▸ **Task to carry out**:
Within the entries below, every line containing "icon" is to be copied.

▸ **Provided records**:
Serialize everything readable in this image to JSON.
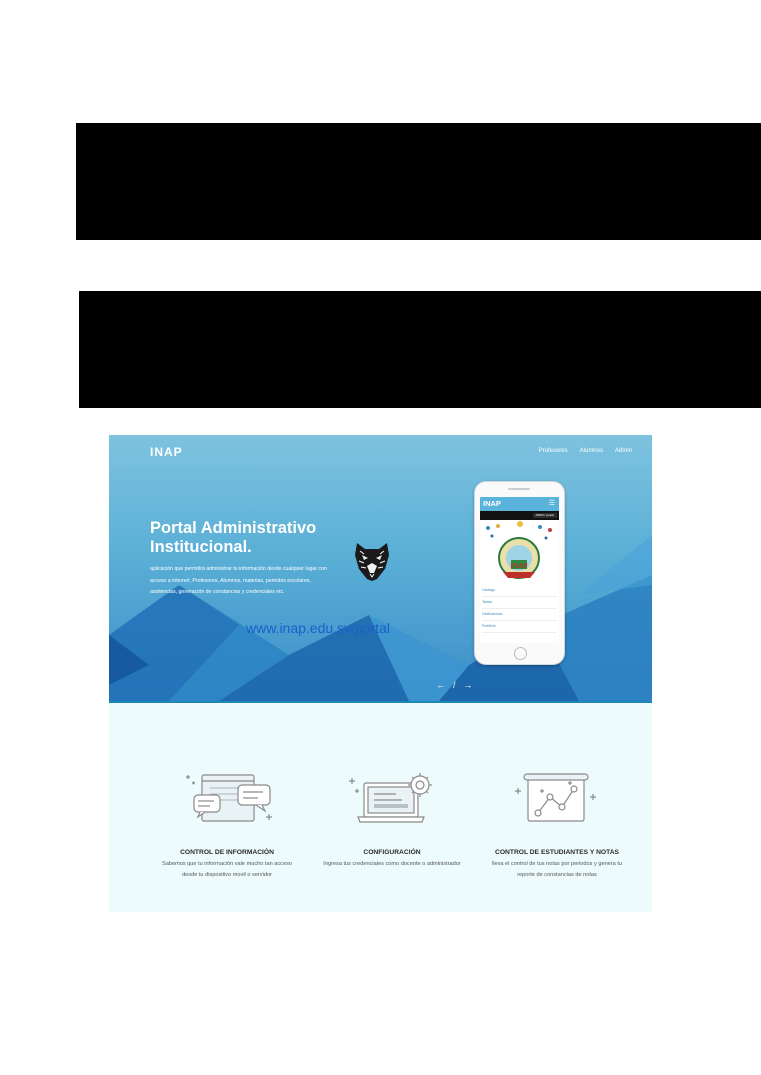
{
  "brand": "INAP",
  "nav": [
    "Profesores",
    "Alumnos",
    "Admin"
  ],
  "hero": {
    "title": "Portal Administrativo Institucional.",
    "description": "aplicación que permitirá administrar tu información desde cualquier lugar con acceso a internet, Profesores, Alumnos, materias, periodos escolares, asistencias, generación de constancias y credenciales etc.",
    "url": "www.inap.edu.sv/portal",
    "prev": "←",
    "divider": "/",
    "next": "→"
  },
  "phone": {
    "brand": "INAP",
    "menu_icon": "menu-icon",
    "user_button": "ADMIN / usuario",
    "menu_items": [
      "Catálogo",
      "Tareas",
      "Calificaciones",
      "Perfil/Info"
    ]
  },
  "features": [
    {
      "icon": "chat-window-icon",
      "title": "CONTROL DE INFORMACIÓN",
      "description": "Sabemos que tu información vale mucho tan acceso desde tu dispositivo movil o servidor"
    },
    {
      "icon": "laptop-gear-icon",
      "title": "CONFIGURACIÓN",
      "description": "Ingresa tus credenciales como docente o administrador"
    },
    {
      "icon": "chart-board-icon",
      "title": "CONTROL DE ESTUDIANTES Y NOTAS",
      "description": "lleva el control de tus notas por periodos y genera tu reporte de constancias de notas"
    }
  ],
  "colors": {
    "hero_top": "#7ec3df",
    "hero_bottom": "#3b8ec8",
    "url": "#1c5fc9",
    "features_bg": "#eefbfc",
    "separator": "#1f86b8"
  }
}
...
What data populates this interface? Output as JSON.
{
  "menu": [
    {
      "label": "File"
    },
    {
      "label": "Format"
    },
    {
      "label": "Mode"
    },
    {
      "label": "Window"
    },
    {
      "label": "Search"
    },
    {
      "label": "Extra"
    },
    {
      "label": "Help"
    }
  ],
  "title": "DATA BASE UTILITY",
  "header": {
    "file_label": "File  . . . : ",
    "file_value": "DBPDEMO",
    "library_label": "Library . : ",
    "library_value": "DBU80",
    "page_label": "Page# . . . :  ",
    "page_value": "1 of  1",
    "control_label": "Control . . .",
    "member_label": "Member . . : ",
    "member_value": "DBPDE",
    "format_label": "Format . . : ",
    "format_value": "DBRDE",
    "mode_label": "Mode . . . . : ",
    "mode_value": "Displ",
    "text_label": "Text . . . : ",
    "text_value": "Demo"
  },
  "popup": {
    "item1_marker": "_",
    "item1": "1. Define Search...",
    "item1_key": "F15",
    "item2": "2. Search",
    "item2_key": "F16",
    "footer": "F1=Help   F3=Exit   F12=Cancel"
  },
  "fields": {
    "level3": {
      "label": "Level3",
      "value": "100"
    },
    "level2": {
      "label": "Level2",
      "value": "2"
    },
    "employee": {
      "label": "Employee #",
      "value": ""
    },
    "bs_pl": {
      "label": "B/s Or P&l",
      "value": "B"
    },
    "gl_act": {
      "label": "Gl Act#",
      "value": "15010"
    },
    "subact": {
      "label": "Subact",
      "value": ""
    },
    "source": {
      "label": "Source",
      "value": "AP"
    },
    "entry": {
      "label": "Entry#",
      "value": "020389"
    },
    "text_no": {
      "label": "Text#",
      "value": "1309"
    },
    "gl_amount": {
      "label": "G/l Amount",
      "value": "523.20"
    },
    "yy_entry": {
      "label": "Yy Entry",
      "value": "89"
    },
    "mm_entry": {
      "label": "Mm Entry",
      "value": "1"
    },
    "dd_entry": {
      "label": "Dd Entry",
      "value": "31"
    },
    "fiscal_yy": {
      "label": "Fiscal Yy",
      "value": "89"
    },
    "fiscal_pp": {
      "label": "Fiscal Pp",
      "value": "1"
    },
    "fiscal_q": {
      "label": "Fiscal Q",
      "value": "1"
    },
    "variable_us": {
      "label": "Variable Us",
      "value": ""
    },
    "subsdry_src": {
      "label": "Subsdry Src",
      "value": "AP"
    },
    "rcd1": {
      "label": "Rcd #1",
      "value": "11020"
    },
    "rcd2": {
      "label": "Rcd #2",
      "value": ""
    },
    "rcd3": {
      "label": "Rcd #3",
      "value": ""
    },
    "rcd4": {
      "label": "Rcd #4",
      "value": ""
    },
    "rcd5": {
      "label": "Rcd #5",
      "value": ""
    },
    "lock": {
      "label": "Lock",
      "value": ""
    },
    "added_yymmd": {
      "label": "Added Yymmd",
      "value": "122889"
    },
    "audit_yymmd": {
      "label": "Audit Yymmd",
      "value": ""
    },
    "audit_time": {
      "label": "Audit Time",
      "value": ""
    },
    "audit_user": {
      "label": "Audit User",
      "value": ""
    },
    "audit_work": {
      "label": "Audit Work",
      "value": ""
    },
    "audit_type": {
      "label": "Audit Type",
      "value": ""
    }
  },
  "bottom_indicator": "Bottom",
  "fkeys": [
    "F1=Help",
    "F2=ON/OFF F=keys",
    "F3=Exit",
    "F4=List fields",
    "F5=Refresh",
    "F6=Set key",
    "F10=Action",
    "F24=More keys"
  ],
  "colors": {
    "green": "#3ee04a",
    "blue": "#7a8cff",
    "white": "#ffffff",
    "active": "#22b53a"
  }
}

▸ **Solution to the problem**:
    "menu_icon": "menu-icon",
      "icon": "chat-window-icon",
      "icon": "laptop-gear-icon",
      "icon": "chart-board-icon",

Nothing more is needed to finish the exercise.